DiMeglio has been a volunteer with the program run by Lutheran Community Services Northwest for a little over a year. She has three clients and sees each of them for four to five hours a week.
Her relationship with Jakoski involves errands such as driving her to doctor appointments and shopping, and being there for lots of visiting.
Senior Companion is a federally funded program of the Corporation for National and Community Service (CNCS), said program director Julie Kerrigan.
â€œWe are one of only four Senior Companion Programs in the Washington and Lutheran Community Services Northwest (LCSNW) has been offering the program since 1996,â€ said Kerrigan. It is a national volunteer program whose goal is to recruit low-income seniors to serve a frail or isolated senior or person with a disability in a meaningful one-on-one relationship, she explained.
â€œOur hope is to keep people living independently in their own homes as long as possible. We train senior volunteers to provide services such as transportation and grocery shopping. I call them professional friends,â€ said Kerrigan.
Volunteers donâ€™t cook, clean or dispense medication. Many take their clients to a movie or a senior center.
â€œPeople really enjoy their volunteers, and the volunteers look forward to their visitsâ€ because it gives them an opportunity to get out of the house and have a purpose, Kerrigan said.
The program matches clients with volunteers to ensure a good fit for both. Volunteers go through 40 hours of extensive training, including guest speakers, job-shadowing and role-playing. Each volunteer also submits to several background checks.
Volunteers receive a small stipend and mileage reimbursement for their service.
DiMeglio said she gets as much out of visiting with her clients as she gives them.

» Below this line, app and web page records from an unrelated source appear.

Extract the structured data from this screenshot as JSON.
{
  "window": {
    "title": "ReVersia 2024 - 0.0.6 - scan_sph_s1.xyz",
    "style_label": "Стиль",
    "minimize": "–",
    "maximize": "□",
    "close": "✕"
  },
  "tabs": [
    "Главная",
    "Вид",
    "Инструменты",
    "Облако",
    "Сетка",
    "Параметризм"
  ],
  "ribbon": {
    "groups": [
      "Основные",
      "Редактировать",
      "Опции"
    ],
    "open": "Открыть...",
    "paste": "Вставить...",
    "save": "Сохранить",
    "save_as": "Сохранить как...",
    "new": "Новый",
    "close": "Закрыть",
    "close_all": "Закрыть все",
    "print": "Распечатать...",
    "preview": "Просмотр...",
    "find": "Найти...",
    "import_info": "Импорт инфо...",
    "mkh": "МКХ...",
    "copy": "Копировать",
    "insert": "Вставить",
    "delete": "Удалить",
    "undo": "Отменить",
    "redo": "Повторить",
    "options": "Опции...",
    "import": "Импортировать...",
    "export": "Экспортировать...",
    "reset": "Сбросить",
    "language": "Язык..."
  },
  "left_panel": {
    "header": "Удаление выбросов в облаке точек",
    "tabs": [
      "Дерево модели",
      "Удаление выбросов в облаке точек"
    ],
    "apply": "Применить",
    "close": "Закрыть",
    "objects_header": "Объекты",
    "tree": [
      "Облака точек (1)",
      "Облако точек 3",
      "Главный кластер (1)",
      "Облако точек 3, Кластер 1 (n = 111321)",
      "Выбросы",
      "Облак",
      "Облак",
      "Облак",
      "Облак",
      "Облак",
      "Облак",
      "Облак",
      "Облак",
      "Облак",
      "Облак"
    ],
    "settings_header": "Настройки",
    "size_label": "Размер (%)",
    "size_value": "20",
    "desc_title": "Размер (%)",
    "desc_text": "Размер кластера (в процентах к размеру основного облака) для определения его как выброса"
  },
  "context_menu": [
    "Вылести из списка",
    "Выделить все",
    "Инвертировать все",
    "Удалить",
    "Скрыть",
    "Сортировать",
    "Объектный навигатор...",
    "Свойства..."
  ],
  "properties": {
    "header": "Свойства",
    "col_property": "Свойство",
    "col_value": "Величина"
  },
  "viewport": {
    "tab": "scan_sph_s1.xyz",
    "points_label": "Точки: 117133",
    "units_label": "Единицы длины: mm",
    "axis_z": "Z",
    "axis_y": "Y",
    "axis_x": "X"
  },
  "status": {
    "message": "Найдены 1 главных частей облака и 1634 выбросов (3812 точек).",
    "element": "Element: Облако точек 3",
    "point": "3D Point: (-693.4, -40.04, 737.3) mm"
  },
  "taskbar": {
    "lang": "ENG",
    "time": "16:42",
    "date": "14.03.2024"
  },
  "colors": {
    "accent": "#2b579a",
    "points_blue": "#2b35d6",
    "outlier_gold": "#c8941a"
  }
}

â€œWe understand what it is like to need someone, and I am fortunate to have three women as clients. Weâ€™ve developed a lot of trust, and we laugh a lot,â€ she said, adding that her volunteer work offers her another opportunity to socialize. Sometimes she bakes with her clients and takes them to thrift shops or to the.
Jakoski suffers from Huntingdonâ€™s Disease and is very grateful for the companionship and friendship that DiMeglio offers.
DiMeglio was headed out of town for a few days recently, and Jakoski said she would miss her.
â€œWe will have to have some make up visits when she returns,â€ she said.
Joan Cronk, who wrote this article, is a freelance writer from Puyallup.